Supporting girls to attend Secondary School can change a young woman’s life. It is proven that girls who receive an education are more likely to become more successful, community leaders and able to support her family’s livelihood. Cultural and economic barriers result in many girls not being able to attend Secondary School. The loss of education and opportunity leaves many young women to a life of absolute poverty.
In The Guardian’s recent article, Adolescent girls: the key to ending poverty? Global development experts share their thoughts as to the importance of girl empowerment:
“Girls are out of sight and of mind: Of the world's 130 million out-of-school youth, 70% are girls, and nearly half of all sexual assaults worldwide are against girls 15 and younger.”
“Investing in adolescent girls is both the smart thing to do and the right thing to do: Adolescence is a critical time. If supported during this stage, a young girl is likely to marry later, have less children and invest more money into her family and community.”
Your support not only changes the life of one girl but also plays a role in girl empowerment and ending poverty.
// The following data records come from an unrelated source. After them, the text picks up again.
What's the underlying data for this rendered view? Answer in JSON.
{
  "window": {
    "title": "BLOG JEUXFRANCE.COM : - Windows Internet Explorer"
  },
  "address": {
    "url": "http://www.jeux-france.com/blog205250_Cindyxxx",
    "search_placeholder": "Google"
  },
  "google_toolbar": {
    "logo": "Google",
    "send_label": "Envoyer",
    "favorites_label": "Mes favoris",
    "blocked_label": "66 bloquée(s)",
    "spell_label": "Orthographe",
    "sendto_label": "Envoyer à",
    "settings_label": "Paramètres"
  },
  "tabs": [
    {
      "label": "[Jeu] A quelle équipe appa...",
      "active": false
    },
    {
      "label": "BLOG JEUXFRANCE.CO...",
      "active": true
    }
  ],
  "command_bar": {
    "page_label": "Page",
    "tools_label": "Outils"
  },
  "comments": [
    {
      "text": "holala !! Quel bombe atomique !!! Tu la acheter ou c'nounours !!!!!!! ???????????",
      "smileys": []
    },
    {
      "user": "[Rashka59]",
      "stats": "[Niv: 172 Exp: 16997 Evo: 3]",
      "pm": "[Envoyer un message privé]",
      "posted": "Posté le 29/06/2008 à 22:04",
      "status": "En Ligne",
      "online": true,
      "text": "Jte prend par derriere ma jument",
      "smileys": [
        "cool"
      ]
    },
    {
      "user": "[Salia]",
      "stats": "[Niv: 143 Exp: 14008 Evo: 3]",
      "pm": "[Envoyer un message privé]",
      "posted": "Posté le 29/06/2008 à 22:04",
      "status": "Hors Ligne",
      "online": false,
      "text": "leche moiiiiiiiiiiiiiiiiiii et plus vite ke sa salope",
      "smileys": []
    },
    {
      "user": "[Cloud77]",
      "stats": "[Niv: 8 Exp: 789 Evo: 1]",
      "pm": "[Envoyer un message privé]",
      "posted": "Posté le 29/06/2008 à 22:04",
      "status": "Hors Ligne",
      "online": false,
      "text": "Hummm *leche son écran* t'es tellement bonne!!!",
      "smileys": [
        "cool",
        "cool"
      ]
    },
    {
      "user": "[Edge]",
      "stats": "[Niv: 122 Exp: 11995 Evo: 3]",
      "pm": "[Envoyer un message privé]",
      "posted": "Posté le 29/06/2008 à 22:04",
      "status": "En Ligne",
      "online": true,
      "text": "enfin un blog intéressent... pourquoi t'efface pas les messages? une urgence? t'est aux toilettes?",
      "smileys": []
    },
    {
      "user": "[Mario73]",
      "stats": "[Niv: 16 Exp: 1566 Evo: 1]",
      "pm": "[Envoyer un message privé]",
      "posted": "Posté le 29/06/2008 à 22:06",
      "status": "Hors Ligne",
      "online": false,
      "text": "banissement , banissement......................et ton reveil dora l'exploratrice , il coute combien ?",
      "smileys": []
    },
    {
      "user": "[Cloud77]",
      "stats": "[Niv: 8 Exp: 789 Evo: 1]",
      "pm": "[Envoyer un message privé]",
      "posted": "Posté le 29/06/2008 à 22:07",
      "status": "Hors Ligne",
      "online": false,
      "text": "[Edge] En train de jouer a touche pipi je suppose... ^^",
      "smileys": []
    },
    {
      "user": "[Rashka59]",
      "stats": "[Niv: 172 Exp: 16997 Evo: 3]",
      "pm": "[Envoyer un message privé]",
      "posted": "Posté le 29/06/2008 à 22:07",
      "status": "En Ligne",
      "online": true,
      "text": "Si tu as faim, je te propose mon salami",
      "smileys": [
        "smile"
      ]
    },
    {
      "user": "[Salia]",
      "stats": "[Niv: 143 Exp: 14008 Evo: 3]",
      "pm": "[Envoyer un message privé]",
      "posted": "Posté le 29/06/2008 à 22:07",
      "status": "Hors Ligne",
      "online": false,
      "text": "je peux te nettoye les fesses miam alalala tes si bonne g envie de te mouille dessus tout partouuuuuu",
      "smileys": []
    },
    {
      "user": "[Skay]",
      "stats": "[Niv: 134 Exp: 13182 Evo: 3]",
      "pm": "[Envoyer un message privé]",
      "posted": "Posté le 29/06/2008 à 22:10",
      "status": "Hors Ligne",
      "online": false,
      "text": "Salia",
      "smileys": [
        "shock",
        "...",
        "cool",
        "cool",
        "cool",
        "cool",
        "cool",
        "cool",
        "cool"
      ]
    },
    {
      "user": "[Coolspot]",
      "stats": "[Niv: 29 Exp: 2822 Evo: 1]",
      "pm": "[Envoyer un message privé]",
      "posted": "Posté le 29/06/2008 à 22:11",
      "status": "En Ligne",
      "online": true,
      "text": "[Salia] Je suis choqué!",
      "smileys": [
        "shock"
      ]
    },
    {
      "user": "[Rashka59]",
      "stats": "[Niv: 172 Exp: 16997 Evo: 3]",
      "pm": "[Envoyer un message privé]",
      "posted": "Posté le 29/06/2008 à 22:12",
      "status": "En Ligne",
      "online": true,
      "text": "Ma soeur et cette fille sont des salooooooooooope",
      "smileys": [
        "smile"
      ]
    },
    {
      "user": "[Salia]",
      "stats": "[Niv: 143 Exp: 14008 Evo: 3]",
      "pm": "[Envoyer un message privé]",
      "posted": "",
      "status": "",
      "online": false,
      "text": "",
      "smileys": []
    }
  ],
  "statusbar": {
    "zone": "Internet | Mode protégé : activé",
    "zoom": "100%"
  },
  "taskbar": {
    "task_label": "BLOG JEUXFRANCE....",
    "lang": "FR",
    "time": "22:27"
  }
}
In Tanzania the mean student to teacher ratio in primary school is 58 to 1. Well-trained teachers are needed in order for students to receive quality education they need to succeed. With TIA workshops teachers will be educated on best-practice teaching methods, such as how to engage students in creative and innovative ways. This is very different from the usual form of teaching in Tanzania which involves lecturing, memorization and standardized tests. In 2012 61% of students who took the National Form Four exams failed, proving that the current teaching methods are not working. Remote memorization does not encourage learning but instead is tailored for students to memorize content in order to take a test. Education is highly-valued to many students in Africa. The quality students receive is unacceptable and they deserve teachers who are driven to provide the proper education they deserve. By supporting the TIA program, you are training teachers throughout the country who are passionate to make a difference in the education of students in Tanzania.